Recently during our little getaway to Devon on one of our trips out sightseeing and taking in the glorious scenery that is North Devon we happened upon these beautiful flowerbeds in the front approaches of the small museum in the village of Porlock.
Porlock is of course best known for the part it played in the story of the Lynmouth Lifeboat which (courtesy of Wikipedia) goes as follows:
At 7:52pm on 12 January 1899, a 1,900 ton three-masted ship Forrest Hall, carrying thirteen crew and five apprentices, was in trouble off Porlock Weir on the North Somerset coast to a severe gale which had been blowing all day. She had been under tow, but the tow rope had broken. She was dragging her anchor and had lost her steering gear. The ship’s destruction was probable. The alarm was raised for the Louisa, the Lynmouth lifeboat, to be launched to assist. However, due to the terrible weather, the launch was impossible. Jack Crocombe, the coxswain of Louisa proposed to take the boat by road to Porlock’s sheltered harbour — 13 miles (21 km) around the coast — and launch it from there.

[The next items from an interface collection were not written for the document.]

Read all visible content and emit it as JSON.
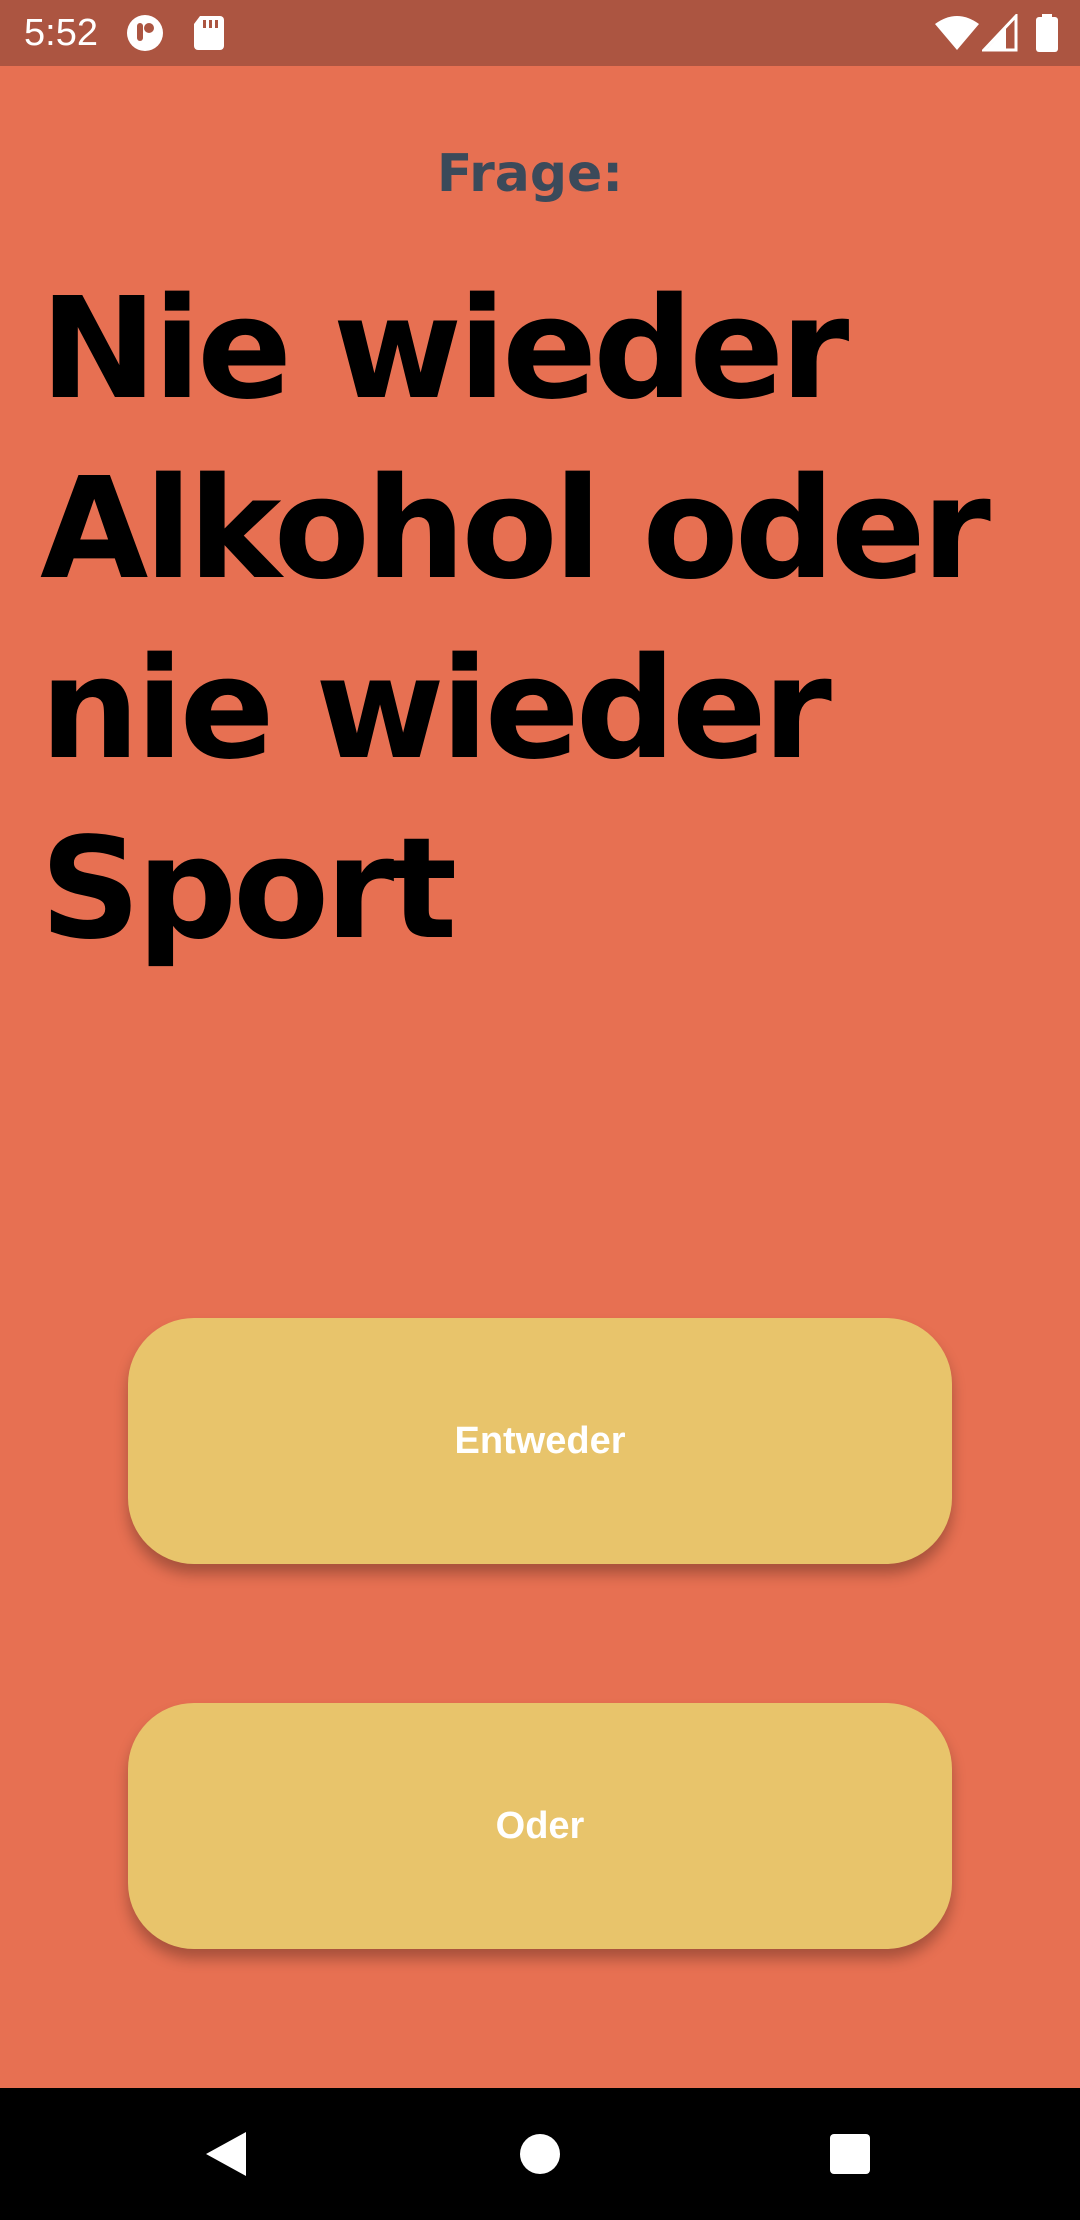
{
  "status_bar": {
    "time": "5:52",
    "icons": [
      "app-notification-icon",
      "sd-card-icon",
      "wifi-icon",
      "cell-signal-icon",
      "battery-icon"
    ]
  },
  "quiz": {
    "label": "Frage:",
    "question": "Nie wieder Alkohol oder nie wieder Sport",
    "option_a": "Entweder",
    "option_b": "Oder"
  },
  "nav_bar": {
    "icons": [
      "back-icon",
      "home-icon",
      "recents-icon"
    ]
  },
  "colors": {
    "background": "#E77052",
    "status_bar": "#AC5541",
    "button": "#E8C46B",
    "label": "#3B4A5A",
    "question": "#000000",
    "button_text": "#FFFFFF"
  }
}
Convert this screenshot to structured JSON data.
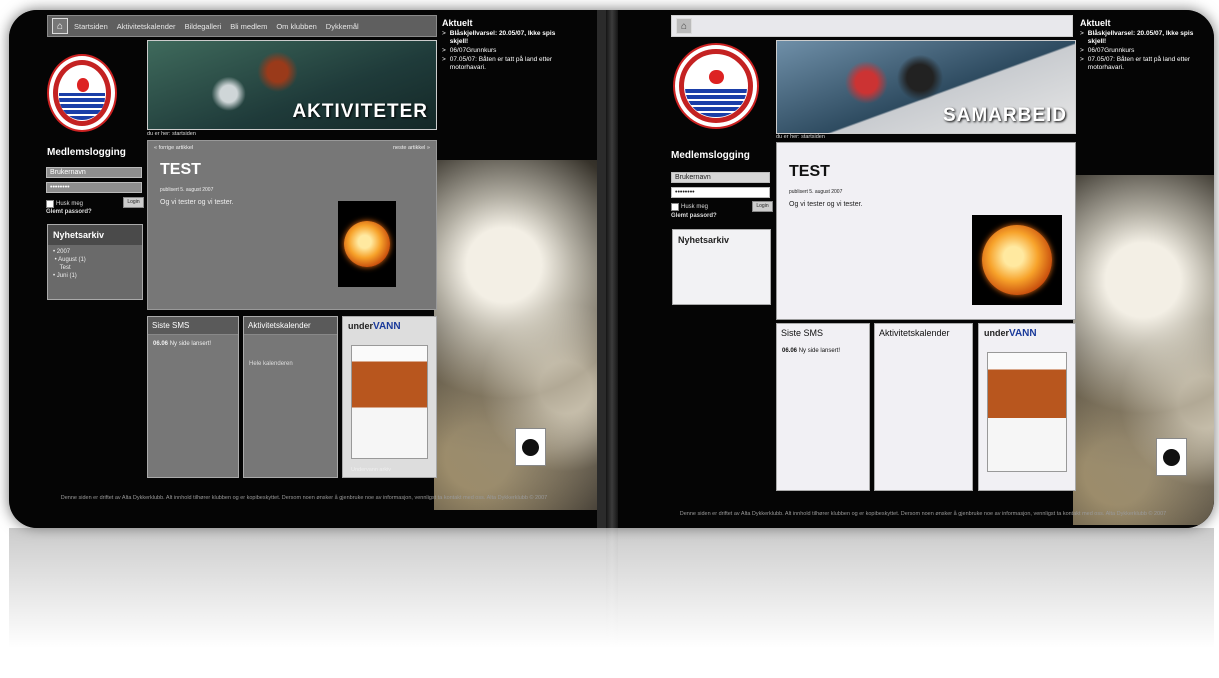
{
  "nav": [
    "Startsiden",
    "Aktivitetskalender",
    "Bildegalleri",
    "Bli medlem",
    "Om klubben",
    "Dykkemål"
  ],
  "left": {
    "banner_text": "AKTIVITETER"
  },
  "right": {
    "banner_text": "SAMARBEID"
  },
  "breadcrumb": "du er her: startsiden",
  "login": {
    "title": "Medlemslogging",
    "username_placeholder": "Brukernavn",
    "password_value": "••••••••",
    "remember": "Husk meg",
    "button": "Login",
    "forgot": "Glemt passord?"
  },
  "archive": {
    "title": "Nyhetsarkiv",
    "year": "2007",
    "month1": "August (1)",
    "item": "Test",
    "month2": "Juni (1)"
  },
  "article": {
    "prev": "« forrige artikkel",
    "next": "neste artikkel »",
    "title": "TEST",
    "date": "publisert 5. august 2007",
    "body": "Og vi tester og vi tester."
  },
  "sms": {
    "title": "Siste SMS",
    "date": "06.06",
    "text": "Ny side lansert!"
  },
  "calendar": {
    "title": "Aktivitetskalender",
    "link": "Hele kalenderen"
  },
  "magazine": {
    "name_a": "under",
    "name_b": "VANN",
    "link": "Undervann arkiv"
  },
  "aktuelt": {
    "title": "Aktuelt",
    "items": [
      "Blåskjellvarsel: 20.05/07, Ikke spis skjell!",
      "06/07Grunnkurs",
      "07.05/07: Båten er tatt på land etter motorhavari."
    ]
  },
  "footer": "Denne siden er driftet av Alta Dykkerklubb. Alt innhold tilhører klubben og er kopibeskyttet. Dersom noen ønsker å gjenbruke noe av informasjon, vennligst ta kontakt med oss. Alta Dykkerklubb © 2007"
}
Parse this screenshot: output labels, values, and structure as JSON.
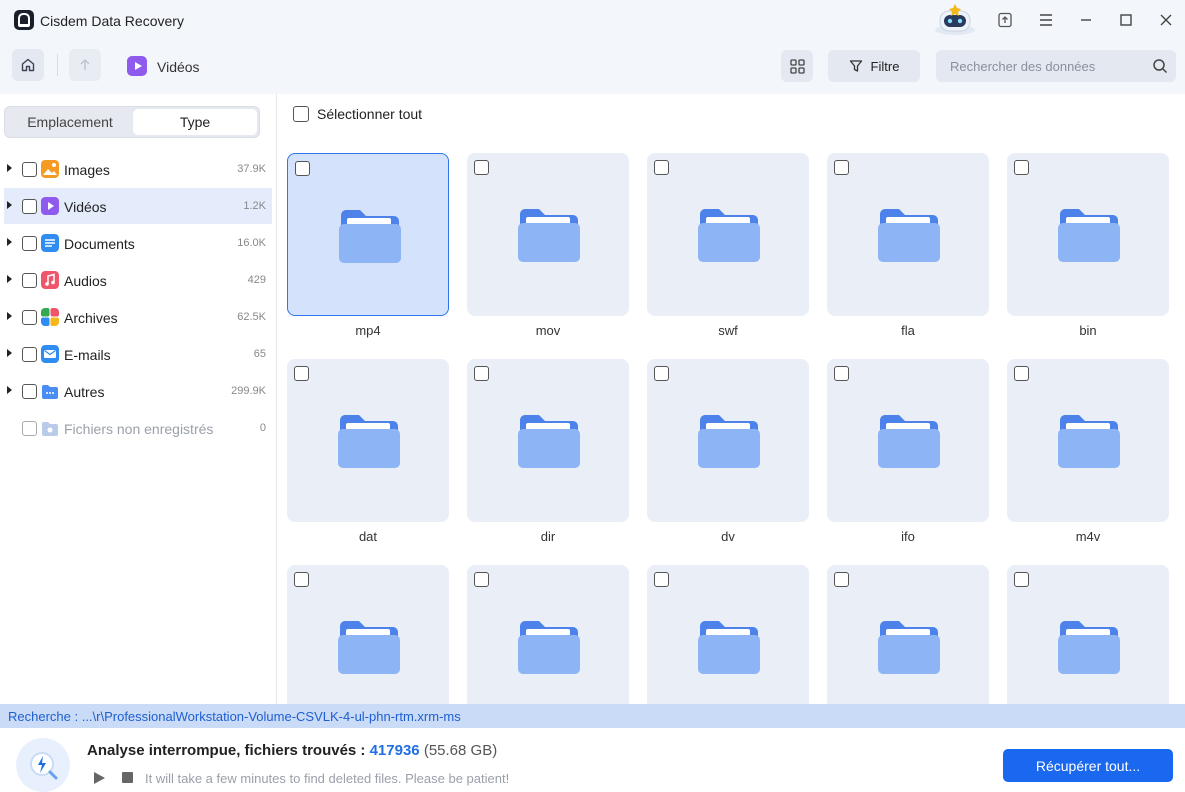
{
  "app": {
    "title": "Cisdem Data Recovery"
  },
  "titlebar": {
    "icons": [
      "robot-assistant-icon",
      "upload-icon",
      "menu-icon",
      "minimize-icon",
      "maximize-icon",
      "close-icon"
    ]
  },
  "toolbar": {
    "breadcrumb": "Vidéos",
    "filter_label": "Filtre",
    "search_placeholder": "Rechercher des données"
  },
  "sidebar": {
    "tabs": [
      {
        "label": "Emplacement"
      },
      {
        "label": "Type"
      }
    ],
    "active_tab": "Type",
    "items": [
      {
        "label": "Images",
        "count": "37.9K",
        "icon": "images-icon",
        "color": "#f59a23"
      },
      {
        "label": "Vidéos",
        "count": "1.2K",
        "icon": "videos-icon",
        "color": "#8f5bef"
      },
      {
        "label": "Documents",
        "count": "16.0K",
        "icon": "documents-icon",
        "color": "#2f8cf0"
      },
      {
        "label": "Audios",
        "count": "429",
        "icon": "audios-icon",
        "color": "#f0566b"
      },
      {
        "label": "Archives",
        "count": "62.5K",
        "icon": "archives-icon",
        "color": "#35a852"
      },
      {
        "label": "E-mails",
        "count": "65",
        "icon": "emails-icon",
        "color": "#2f8cf0"
      },
      {
        "label": "Autres",
        "count": "299.9K",
        "icon": "others-icon",
        "color": "#4a8ef5"
      },
      {
        "label": "Fichiers non enregistrés",
        "count": "0",
        "icon": "unsaved-files-icon",
        "color": "#b9cbe8"
      }
    ]
  },
  "main": {
    "select_all_label": "Sélectionner tout",
    "folders": [
      {
        "label": "mp4",
        "selected": true
      },
      {
        "label": "mov"
      },
      {
        "label": "swf"
      },
      {
        "label": "fla"
      },
      {
        "label": "bin"
      },
      {
        "label": "dat"
      },
      {
        "label": "dir"
      },
      {
        "label": "dv"
      },
      {
        "label": "ifo"
      },
      {
        "label": "m4v"
      },
      {
        "label": ""
      },
      {
        "label": ""
      },
      {
        "label": ""
      },
      {
        "label": ""
      },
      {
        "label": ""
      }
    ]
  },
  "status": {
    "path": "Recherche : ...\\r\\ProfessionalWorkstation-Volume-CSVLK-4-ul-phn-rtm.xrm-ms",
    "message_prefix": "Analyse interrompue, fichiers trouvés : ",
    "files_found": "417936",
    "size": " (55.68 GB)",
    "hint": "It will take a few minutes to find deleted files. Please be patient!",
    "recover_label": "Récupérer tout..."
  },
  "colors": {
    "accent": "#1a67f0",
    "folder": "#8db4f5",
    "folder_tab": "#4c82ea"
  }
}
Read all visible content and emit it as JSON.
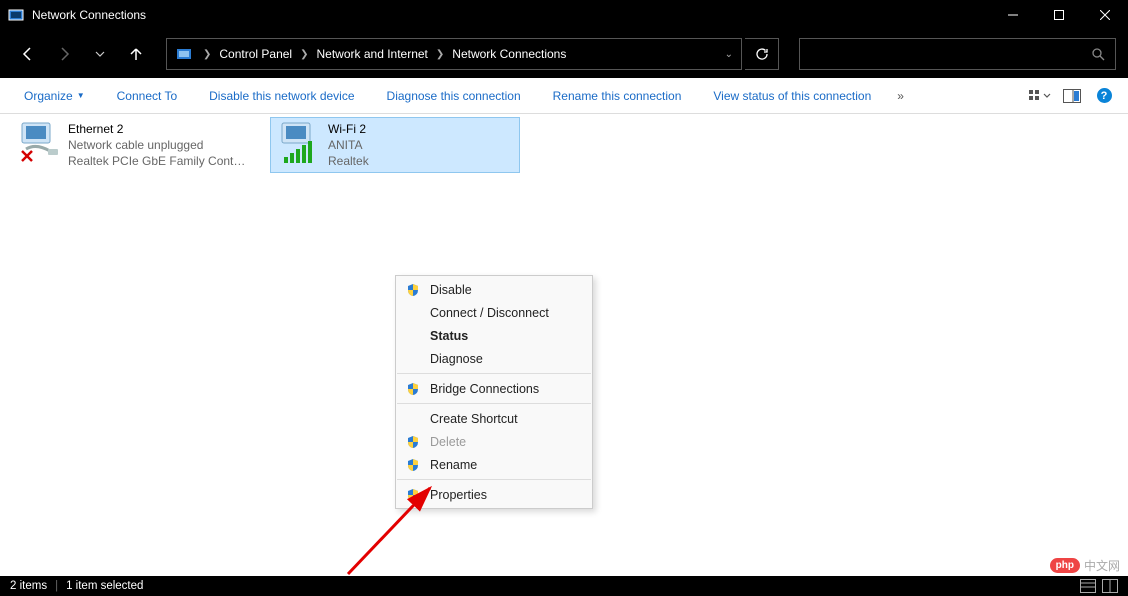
{
  "window": {
    "title": "Network Connections"
  },
  "breadcrumb": {
    "items": [
      "Control Panel",
      "Network and Internet",
      "Network Connections"
    ]
  },
  "toolbar": {
    "organize": "Organize",
    "connect_to": "Connect To",
    "disable": "Disable this network device",
    "diagnose": "Diagnose this connection",
    "rename": "Rename this connection",
    "view_status": "View status of this connection"
  },
  "adapters": [
    {
      "name": "Ethernet 2",
      "status": "Network cable unplugged",
      "device": "Realtek PCIe GbE Family Controller",
      "selected": false,
      "error": true
    },
    {
      "name": "Wi-Fi 2",
      "status": "ANITA",
      "device": "Realtek ",
      "selected": true,
      "signal": true
    }
  ],
  "context_menu": {
    "items": [
      {
        "label": "Disable",
        "shield": true
      },
      {
        "label": "Connect / Disconnect"
      },
      {
        "label": "Status",
        "bold": true
      },
      {
        "label": "Diagnose"
      },
      {
        "sep": true
      },
      {
        "label": "Bridge Connections",
        "shield": true
      },
      {
        "sep": true
      },
      {
        "label": "Create Shortcut"
      },
      {
        "label": "Delete",
        "shield": true,
        "disabled": true
      },
      {
        "label": "Rename",
        "shield": true
      },
      {
        "sep": true
      },
      {
        "label": "Properties",
        "shield": true
      }
    ]
  },
  "statusbar": {
    "items_count": "2 items",
    "selected_count": "1 item selected"
  },
  "watermark": {
    "badge": "php",
    "text": "中文网"
  }
}
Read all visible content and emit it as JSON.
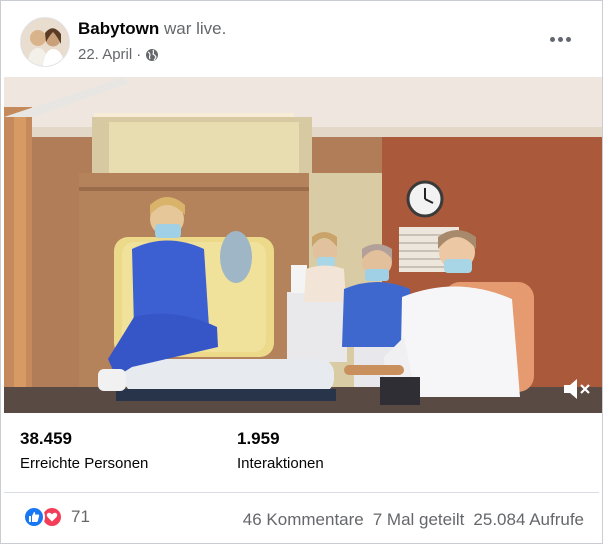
{
  "post": {
    "page_name": "Babytown",
    "status_text": "war live.",
    "date": "22. April",
    "privacy_icon": "globe-icon",
    "more_icon": "more-options-icon"
  },
  "video": {
    "control_icon": "speaker-muted-icon"
  },
  "stats": {
    "reached_value": "38.459",
    "reached_label": "Erreichte Personen",
    "interactions_value": "1.959",
    "interactions_label": "Interaktionen"
  },
  "footer": {
    "reactions_count": "71",
    "reaction_icons": [
      "like-icon",
      "love-icon"
    ],
    "comments": "46 Kommentare",
    "shares": "7 Mal geteilt",
    "views": "25.084 Aufrufe"
  },
  "colors": {
    "like_blue": "#1877f2",
    "love_red": "#f33e58",
    "secondary_text": "#65676b"
  }
}
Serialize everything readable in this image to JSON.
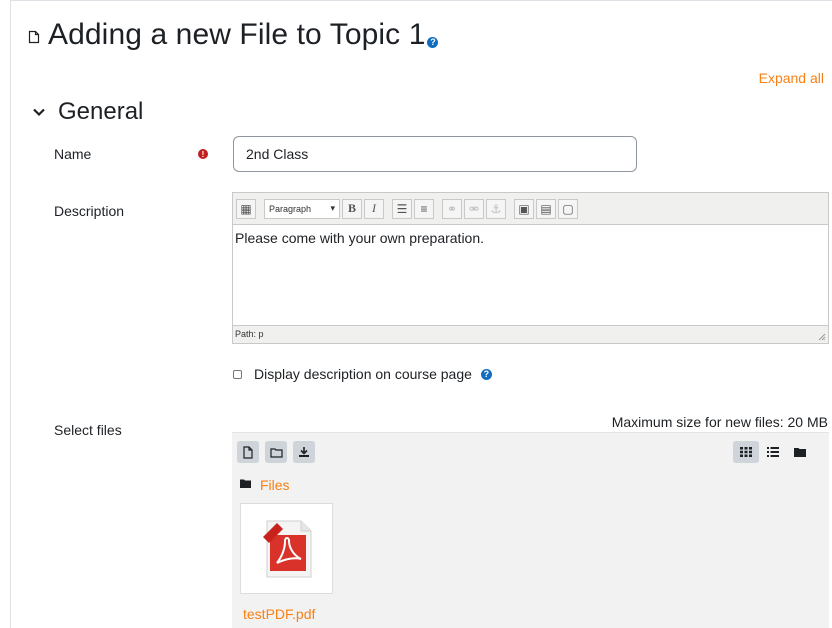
{
  "page": {
    "title": "Adding a new File to Topic 1",
    "expand_all": "Expand all"
  },
  "section": {
    "title": "General"
  },
  "form": {
    "name_label": "Name",
    "name_value": "2nd Class",
    "description_label": "Description",
    "editor": {
      "format_select": "Paragraph",
      "content": "Please come with your own preparation.",
      "path": "Path: p"
    },
    "display_description_label": "Display description on course page",
    "select_files_label": "Select files",
    "max_size": "Maximum size for new files: 20 MB",
    "files_breadcrumb": "Files",
    "file": {
      "name": "testPDF.pdf",
      "icon": "pdf-icon"
    }
  },
  "colors": {
    "link": "#f98012",
    "help": "#0f6cbf",
    "required": "#c31e1e"
  }
}
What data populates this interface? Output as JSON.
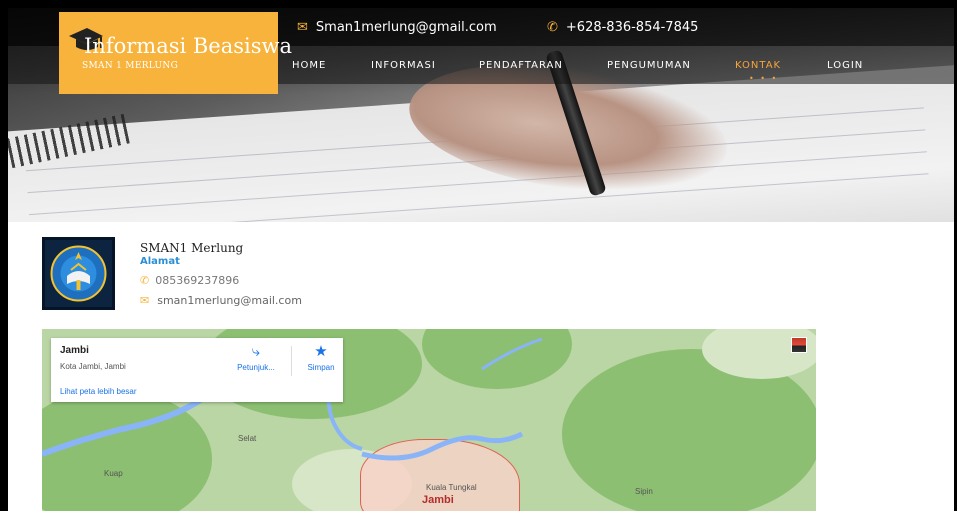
{
  "header": {
    "logo_title": "Informasi Beasiswa",
    "logo_subtitle": "SMAN 1 MERLUNG",
    "email": "Sman1merlung@gmail.com",
    "phone": "+628-836-854-7845",
    "nav": [
      {
        "label": "HOME",
        "active": false
      },
      {
        "label": "INFORMASI",
        "active": false
      },
      {
        "label": "PENDAFTARAN",
        "active": false
      },
      {
        "label": "PENGUMUMAN",
        "active": false
      },
      {
        "label": "KONTAK",
        "active": true
      },
      {
        "label": "LOGIN",
        "active": false
      }
    ],
    "accent_color": "#f7b33b"
  },
  "school": {
    "name": "SMAN1 Merlung",
    "address_label": "Alamat",
    "phone": "085369237896",
    "email": "sman1merlung@mail.com"
  },
  "map": {
    "place_title": "Jambi",
    "place_subtitle": "Kota Jambi, Jambi",
    "larger_map_link": "Lihat peta lebih besar",
    "directions_label": "Petunjuk...",
    "save_label": "Simpan",
    "labels": {
      "selat": "Selat",
      "kuap": "Kuap",
      "kuala_tungkal": "Kuala Tungkal",
      "sipin": "Sipin",
      "city": "Jambi"
    }
  }
}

The boat plus its carriage weighed about 10 tons, and transporting it would not be easy. 20 horses and 100 men started by hauling the boat up the 1 in 4 Countisbury Hill out of Lynmouth. Six of the men were sent ahead with picks and shovels to widen the road. The highest point is 1,423 feet (434 m) above sea level. After crossing the 15 miles (24 km) of wild Exmoor paths, the dangerous Porlock Hill had to be descended with horses and men pulling ropes to stall the descent; during this they had to demolish part of a garden wall and fell a large tree to make a way. The lifeboat reached Porlock Weir at 6:30 A.M. and was launched. Although cold, wet, hungry and exhausted, the crew rowed for over an hour in heavy seas to reach the stricken Forest Hall and rescue the thirteen men and five apprentices with no casualties; but four of the horses used died of exhaustion. The Forrest Hall was later towed into Barry, Wales.
…anyway back to the story of the flowerbeds!
Inspired by what we had seen, we decided to try to enhance our back garden and give it the “Cottage Garden” look, so with a little planning (back of a cereal box at the kitchen table) the project began…
We decided that the flowerbeds would be best built with bricks and the first step was to lay out a basic design of what we were looking to acheive, and this gave us a starting point, after which it was time to begin the digging of the foundations, nothing major, just about 6 inches of concrete to form a bed for the bricks.
The progression was then fairly quick over the next few days…
I have to be fair though all the running around certainly did wear me out a bit, I think it took a particular toll on my legs…
Well after all the hard work, we ran out of bricks to finish the path and I am still trying to hunt down a supplier that will provide me with a bulk bag of purple slate chippings, but we thought we would at least do some plant hunting, and this involved a few visits to various garden centres, but I think that now that we have begun the planting of the flower beds, that all in all the project has been a really worthwhile one…
Don’t worry, I will keep you all updated and I will post some more piccies when we have completed the garden!!!